Trump Team Responds to New York Times 1995 Tax Return Story
Donald Trump and his campaign have responded to leaked pages of his 1995 tax returns, arguing it shows that the Republican presidential candidate understands tax laws very well and is therefore equipped to change them if elected president.
The New York Times published 3 pages of Trump’s tax returns that show the presidential candidate “declared a $916 million loss” in 1995, which the paper claims “could have allowed him to legally avoid paying any federal income taxes for up to 18 years.”
“Absolute genius,” the former New York mayor continued. “I mean, the man in ‘The Art of the Deal,’ this is described. First of all, we’re talking about 26 years ago, perfectly legal. We should get that straight immediately. This is a perfectly legal application of the tax code. And he would’ve been fool not to take advantage of it.”
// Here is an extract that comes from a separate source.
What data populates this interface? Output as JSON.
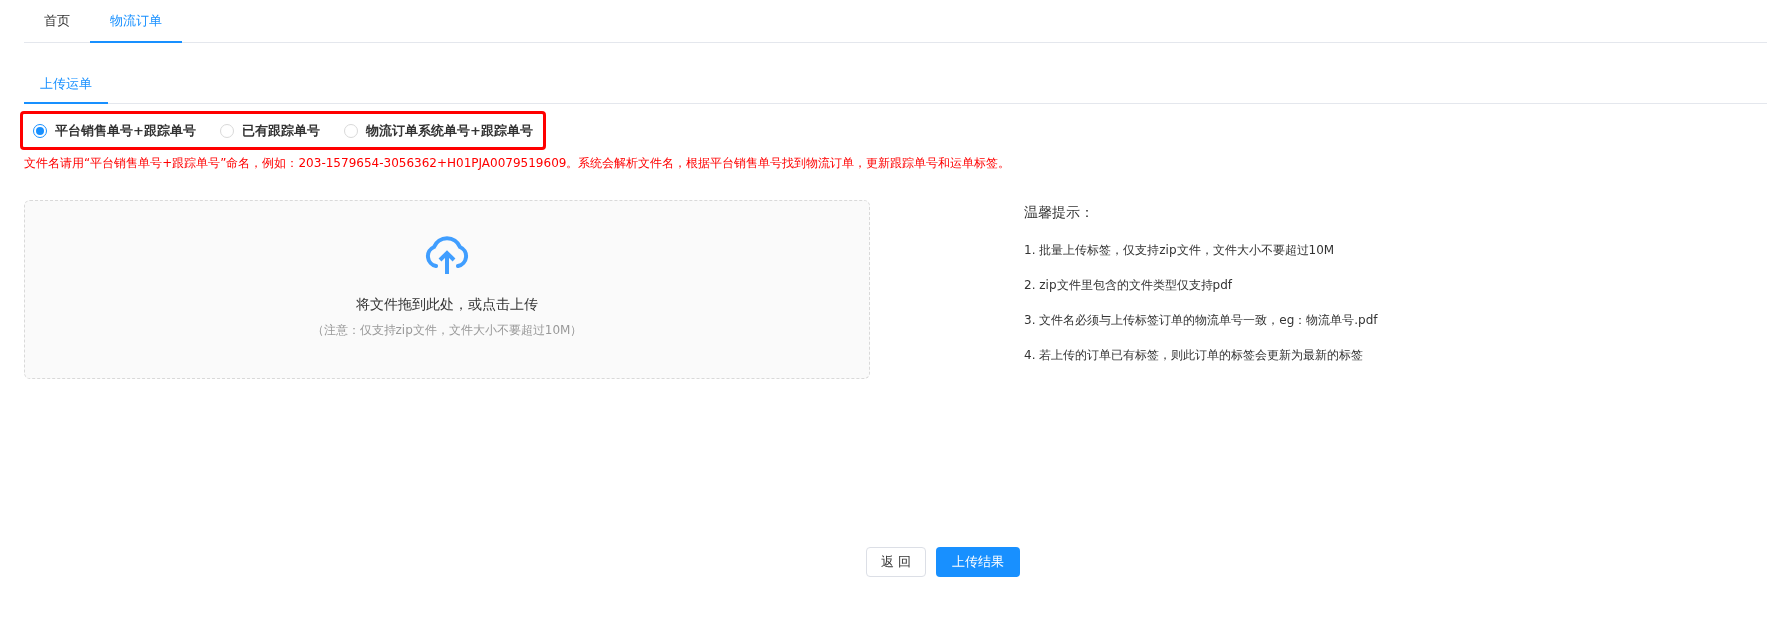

Giuliani continued, comparing Trump’s financial setbacks to the late British Prime Minister Winston Churchill and Apple co-founder Steve Jobs, who both had setbacks but built up success.
New Jersey Governor Chris Christie, another one of Trump’s closest surrogates, echoed Giuliani on “Fox News Sunday” with Chris Wallace.
“The genius of Donald Trump has been to make sure he follows the law,” Christie said.
Trump responded to the report on Sunday morning at 4am.
“I know our complex tax laws better than anyone who has ever run for president and am the only one who can fix them.
#failing@nytimes,” he tweeted.
I know our complex tax laws better than anyone who has ever run for president and am the only one who can fix them. #failing@nytimes
— Donald J. Trump (@realDonaldTrump) October 2, 2016
The Trump campaign also put out an official statement contending that the tax documents were “illegally obtained.”
“The only news here is that the more than 20-year-old alleged tax document was illegally obtained, a further demonstration that the New York Times, like establishment media in general, is an extension of the Clinton campaign, the Democratic Party and their global special interests,” the campaign said in a statement.
Neither Donald Trump nor his surrogates have confirmed or denied that the findings in the reports are true.
In first presidential debate at Hofstra University, Trump interjected as Clinton was questioning whether or not he pays any federal income tax with the statement “that makes me smart.”
Dean Baquet, the executive editor at the New York Times, said at a Harvard University forum in early September that he’d would be willing to risk jail time to run a story on Donald Trump’s taxes.